[Instructions to follow]
What you return should be the lines of the data containing "value", each in full.

(Page and application data records)

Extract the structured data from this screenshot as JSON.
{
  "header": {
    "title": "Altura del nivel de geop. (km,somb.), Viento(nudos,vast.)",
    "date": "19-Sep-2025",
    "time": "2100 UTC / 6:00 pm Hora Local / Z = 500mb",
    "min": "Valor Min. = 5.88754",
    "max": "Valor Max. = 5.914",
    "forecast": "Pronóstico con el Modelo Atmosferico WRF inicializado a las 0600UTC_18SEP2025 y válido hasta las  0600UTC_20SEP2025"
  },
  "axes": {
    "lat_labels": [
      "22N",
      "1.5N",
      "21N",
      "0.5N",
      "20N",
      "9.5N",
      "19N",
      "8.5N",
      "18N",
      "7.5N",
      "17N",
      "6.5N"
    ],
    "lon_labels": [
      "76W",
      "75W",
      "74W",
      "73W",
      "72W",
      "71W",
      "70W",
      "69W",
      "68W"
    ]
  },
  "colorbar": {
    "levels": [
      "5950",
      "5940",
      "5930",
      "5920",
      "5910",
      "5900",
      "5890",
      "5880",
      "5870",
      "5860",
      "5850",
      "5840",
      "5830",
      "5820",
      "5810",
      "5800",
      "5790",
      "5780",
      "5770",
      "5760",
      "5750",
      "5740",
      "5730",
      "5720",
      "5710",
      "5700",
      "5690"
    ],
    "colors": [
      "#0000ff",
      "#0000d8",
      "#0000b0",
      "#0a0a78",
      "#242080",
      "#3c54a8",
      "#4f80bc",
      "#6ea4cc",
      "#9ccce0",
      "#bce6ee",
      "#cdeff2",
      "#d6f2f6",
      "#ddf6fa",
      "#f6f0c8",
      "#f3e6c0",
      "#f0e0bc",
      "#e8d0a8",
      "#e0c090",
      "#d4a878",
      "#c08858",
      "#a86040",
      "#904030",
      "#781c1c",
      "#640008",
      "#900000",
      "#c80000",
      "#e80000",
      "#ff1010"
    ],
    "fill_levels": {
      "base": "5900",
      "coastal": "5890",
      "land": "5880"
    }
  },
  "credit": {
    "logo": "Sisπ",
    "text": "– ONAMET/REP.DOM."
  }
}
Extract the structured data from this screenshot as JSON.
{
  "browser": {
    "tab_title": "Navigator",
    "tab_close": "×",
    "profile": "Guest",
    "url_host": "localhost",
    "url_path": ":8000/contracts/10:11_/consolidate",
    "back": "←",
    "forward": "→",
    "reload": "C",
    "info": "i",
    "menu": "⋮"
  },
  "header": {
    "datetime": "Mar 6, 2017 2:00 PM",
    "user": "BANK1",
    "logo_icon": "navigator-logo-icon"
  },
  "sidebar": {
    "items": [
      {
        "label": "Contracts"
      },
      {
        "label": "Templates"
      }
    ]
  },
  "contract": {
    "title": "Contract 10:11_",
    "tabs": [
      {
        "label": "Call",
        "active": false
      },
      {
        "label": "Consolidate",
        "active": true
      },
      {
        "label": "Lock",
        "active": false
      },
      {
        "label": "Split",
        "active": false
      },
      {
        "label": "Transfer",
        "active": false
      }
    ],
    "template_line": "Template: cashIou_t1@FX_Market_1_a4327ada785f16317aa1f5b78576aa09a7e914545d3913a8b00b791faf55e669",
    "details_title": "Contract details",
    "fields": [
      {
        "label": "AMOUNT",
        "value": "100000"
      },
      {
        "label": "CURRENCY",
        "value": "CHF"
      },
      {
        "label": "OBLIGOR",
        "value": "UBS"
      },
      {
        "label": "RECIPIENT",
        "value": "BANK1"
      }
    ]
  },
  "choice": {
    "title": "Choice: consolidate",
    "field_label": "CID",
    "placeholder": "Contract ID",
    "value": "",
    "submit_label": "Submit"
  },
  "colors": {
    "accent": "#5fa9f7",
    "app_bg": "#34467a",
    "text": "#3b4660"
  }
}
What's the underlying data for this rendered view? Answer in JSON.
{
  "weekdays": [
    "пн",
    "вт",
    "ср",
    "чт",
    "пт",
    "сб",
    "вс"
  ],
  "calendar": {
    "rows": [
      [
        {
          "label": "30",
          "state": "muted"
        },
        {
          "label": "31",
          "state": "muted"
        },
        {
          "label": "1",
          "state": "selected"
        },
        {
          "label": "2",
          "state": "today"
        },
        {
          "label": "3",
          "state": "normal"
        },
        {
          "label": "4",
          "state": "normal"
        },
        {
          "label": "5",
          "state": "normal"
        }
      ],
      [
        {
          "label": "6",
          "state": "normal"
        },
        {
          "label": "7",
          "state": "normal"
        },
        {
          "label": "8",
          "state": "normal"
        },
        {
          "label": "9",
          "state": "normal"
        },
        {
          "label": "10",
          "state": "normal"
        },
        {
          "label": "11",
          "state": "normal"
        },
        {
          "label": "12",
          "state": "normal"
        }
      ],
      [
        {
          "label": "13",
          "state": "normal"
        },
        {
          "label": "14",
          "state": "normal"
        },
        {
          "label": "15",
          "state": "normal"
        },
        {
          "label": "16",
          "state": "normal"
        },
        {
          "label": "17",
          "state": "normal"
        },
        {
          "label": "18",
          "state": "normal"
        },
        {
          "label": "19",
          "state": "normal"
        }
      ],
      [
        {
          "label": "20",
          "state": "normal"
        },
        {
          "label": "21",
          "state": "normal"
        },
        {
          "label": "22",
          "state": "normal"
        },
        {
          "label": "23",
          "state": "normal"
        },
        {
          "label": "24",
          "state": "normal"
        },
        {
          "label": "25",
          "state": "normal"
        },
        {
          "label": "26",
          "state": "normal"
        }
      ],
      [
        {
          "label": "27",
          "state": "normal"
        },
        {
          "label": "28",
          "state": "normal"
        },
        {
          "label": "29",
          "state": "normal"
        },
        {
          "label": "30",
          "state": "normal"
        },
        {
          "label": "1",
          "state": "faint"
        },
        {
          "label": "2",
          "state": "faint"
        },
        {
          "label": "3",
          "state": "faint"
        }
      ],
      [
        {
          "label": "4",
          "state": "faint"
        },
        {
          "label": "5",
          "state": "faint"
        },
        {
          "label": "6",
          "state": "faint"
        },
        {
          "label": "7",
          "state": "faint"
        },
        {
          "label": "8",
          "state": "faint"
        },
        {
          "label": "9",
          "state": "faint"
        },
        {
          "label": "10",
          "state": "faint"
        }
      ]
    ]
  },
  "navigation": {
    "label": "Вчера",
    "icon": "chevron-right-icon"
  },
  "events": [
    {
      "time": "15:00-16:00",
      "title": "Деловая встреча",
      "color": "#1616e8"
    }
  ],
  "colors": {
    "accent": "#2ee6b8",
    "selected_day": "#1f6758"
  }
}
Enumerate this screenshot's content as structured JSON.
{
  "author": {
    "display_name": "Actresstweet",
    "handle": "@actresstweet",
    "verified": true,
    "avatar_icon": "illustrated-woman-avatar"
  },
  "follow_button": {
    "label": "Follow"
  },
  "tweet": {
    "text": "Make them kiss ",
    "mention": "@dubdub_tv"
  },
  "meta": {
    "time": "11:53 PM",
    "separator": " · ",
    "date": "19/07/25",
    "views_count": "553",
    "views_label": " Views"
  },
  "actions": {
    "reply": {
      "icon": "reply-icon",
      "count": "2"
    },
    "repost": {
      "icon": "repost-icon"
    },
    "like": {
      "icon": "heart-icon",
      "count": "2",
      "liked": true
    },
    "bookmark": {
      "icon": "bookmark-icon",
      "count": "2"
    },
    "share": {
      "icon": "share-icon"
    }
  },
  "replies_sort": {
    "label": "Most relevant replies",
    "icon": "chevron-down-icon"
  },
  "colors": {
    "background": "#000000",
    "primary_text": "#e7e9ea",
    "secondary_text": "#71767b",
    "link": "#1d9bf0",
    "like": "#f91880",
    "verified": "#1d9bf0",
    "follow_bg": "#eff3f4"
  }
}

[Response box]
        "value": "100000"
        "value": "CHF"
        "value": "UBS"
        "value": "BANK1"
    "value": "",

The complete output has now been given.